People in the Eastern Ghouta region, which is under daily bombardment, reported a smell of gas after a missile strike, the BBC has learned.

Health workers said six people were treated for minor breathing problems.

Some 400,000 locals have been under siege from Russian-backed government forces since 2013.

There have been a number of reports of chlorine gas attacks since Syria’s civil war broke out, but the government has always denied using chemical agents.

On 10 January the UN’s high commissioner for human rights said an upsurge in air strikes and ground attacks had killed at least 85 civilians in Eastern Ghouta since 31 December.

“In Eastern Ghouta, where a crippling siege has caused a humanitarian catastrophe, residential areas are being hit day and night by strikes from the ground and from the air, forcing civilians to hide in basements,” Zeid Ra’ad al-Hussein said in a statement.

The Eastern Ghouta region is strategically important, as rebels based there are able to fire rockets into residential neighbourhoods of Damascus. This has also caused civilian deaths, according to state media.

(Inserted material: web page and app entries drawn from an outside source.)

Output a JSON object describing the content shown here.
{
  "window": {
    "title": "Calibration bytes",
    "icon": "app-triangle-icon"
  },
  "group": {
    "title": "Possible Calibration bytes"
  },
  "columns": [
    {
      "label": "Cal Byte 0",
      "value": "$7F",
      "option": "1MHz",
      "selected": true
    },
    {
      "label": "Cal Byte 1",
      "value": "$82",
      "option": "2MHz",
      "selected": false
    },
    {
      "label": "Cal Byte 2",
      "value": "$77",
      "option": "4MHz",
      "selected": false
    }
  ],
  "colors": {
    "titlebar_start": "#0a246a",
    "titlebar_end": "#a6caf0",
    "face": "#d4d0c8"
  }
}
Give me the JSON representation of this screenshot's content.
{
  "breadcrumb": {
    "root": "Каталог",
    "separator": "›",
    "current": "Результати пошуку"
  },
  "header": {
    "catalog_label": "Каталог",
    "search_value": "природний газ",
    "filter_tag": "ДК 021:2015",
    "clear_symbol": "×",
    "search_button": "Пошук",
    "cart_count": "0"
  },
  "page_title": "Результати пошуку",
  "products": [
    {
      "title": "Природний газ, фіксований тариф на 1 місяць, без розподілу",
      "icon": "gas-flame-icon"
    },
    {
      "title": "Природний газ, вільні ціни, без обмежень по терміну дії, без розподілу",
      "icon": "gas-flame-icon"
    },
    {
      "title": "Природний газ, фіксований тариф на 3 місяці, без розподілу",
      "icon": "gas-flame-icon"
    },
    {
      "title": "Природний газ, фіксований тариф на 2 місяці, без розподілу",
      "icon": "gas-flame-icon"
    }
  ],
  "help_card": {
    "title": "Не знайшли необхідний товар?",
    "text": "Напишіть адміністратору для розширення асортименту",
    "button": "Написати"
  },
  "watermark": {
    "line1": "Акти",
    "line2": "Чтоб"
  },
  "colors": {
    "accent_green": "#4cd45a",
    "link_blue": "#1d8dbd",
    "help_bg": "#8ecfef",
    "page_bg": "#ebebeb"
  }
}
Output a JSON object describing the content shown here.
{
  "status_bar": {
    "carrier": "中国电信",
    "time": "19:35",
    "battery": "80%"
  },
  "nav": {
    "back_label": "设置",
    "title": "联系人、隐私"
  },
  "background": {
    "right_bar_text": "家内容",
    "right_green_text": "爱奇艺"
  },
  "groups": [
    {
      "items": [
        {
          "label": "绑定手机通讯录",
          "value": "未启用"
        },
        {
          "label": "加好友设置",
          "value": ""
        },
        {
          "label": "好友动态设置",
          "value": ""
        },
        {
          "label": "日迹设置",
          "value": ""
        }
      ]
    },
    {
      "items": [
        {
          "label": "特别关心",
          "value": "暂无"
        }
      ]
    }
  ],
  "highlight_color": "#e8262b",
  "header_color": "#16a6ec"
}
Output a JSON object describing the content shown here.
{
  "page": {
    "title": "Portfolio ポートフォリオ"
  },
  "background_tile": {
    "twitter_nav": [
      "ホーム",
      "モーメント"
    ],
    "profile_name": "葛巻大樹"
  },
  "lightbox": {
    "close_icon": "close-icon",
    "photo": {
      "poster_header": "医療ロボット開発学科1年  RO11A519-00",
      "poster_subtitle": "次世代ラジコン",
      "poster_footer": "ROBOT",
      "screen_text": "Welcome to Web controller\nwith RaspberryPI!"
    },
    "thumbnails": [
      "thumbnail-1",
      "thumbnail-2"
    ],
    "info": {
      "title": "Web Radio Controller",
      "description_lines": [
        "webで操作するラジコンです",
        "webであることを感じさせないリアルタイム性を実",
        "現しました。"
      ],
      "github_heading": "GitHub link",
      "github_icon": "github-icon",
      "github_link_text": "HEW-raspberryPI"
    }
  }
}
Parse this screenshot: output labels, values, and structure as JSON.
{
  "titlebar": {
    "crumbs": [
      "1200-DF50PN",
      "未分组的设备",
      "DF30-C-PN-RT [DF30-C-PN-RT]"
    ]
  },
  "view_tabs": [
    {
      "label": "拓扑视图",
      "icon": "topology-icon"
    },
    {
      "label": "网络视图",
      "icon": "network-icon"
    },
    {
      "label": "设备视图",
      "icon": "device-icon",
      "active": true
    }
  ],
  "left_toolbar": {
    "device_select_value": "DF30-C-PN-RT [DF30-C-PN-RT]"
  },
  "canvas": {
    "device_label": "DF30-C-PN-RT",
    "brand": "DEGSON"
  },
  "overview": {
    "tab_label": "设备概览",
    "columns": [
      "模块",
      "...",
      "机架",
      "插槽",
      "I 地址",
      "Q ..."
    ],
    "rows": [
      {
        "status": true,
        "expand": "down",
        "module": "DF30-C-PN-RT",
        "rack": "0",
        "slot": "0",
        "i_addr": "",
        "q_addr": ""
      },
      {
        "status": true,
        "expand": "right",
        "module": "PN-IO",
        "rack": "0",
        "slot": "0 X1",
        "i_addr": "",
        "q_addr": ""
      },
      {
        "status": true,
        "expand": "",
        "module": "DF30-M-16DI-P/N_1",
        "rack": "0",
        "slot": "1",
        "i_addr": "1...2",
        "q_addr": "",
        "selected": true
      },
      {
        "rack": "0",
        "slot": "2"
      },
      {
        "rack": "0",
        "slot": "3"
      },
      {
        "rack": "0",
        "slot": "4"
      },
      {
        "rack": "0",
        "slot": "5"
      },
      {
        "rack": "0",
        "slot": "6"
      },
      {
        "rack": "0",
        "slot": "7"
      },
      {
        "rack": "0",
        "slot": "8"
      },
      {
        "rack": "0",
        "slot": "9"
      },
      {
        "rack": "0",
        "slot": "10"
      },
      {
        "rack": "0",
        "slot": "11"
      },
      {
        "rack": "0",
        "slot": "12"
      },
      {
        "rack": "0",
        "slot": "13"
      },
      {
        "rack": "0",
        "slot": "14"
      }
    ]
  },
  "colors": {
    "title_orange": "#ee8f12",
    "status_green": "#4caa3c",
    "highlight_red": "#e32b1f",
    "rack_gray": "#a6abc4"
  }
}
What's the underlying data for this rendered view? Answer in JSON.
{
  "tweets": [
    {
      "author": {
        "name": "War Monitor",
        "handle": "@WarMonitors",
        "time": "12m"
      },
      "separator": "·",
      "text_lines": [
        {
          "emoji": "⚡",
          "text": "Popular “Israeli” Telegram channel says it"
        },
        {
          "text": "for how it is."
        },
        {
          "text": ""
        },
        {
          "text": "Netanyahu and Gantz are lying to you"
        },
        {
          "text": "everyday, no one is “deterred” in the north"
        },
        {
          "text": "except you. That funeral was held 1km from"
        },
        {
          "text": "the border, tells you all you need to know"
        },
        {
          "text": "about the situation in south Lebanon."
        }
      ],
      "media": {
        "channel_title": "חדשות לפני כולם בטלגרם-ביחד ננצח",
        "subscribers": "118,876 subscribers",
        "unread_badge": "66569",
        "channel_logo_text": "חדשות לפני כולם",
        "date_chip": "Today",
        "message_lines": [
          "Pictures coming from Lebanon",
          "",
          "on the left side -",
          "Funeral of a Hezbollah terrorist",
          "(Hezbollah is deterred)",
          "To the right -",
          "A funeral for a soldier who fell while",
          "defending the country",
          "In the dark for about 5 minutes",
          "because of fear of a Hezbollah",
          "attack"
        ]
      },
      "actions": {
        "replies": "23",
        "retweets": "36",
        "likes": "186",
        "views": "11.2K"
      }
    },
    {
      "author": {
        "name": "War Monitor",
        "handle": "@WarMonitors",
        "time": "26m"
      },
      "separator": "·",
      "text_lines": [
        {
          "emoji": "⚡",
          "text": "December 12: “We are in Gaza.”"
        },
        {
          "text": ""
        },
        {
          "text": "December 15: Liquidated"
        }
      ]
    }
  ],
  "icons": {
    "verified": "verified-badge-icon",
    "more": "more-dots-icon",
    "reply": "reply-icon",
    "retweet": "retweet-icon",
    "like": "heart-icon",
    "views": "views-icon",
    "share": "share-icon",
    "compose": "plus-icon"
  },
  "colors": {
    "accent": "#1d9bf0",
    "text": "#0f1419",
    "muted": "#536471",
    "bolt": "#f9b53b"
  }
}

Yusuf Ibrahim, a teacher who now lives underground in the rebel-held town of Harasta, just outside Eastern Ghouta, described the situation there.

“Today is not so difficult as it was yesterday because there are no warplanes or any raids till now, just heavy artillery bombardments … like surface-to-surface rockets, which are targeting the buildings and the population in Harasta,” he told the BBC.

“The inhabitants of the city are all underground, living in the basement or the cellars because of such heavy bombardment.

“There is no means of life such as markets or good services.”

Last week, aid workers said at least 10 hospitals in rebel-held areas of Syria had suffered direct air or artillery attacks within a 10-day period.

An adviser to a coalition of medical charities told the BBC the attacks had been the most intense for a year.

Food shortages have led to many cases of severe malnutrition, and a UN report in November said some residents in Eastern Ghouta had been reduced to eating animal fodder and even rubbish.

Several are reported to have died of starvation.

Eastern Ghouta is one of several “de-escalation” zones in Syria announced by Russia, Iran and Turkey in 2017.

Despite that, the area has remained under bombardment. Troops and allied militia have also shut many of the routes used to smuggle in food and medicine, leaving residents dependent on irregular aid deliveries.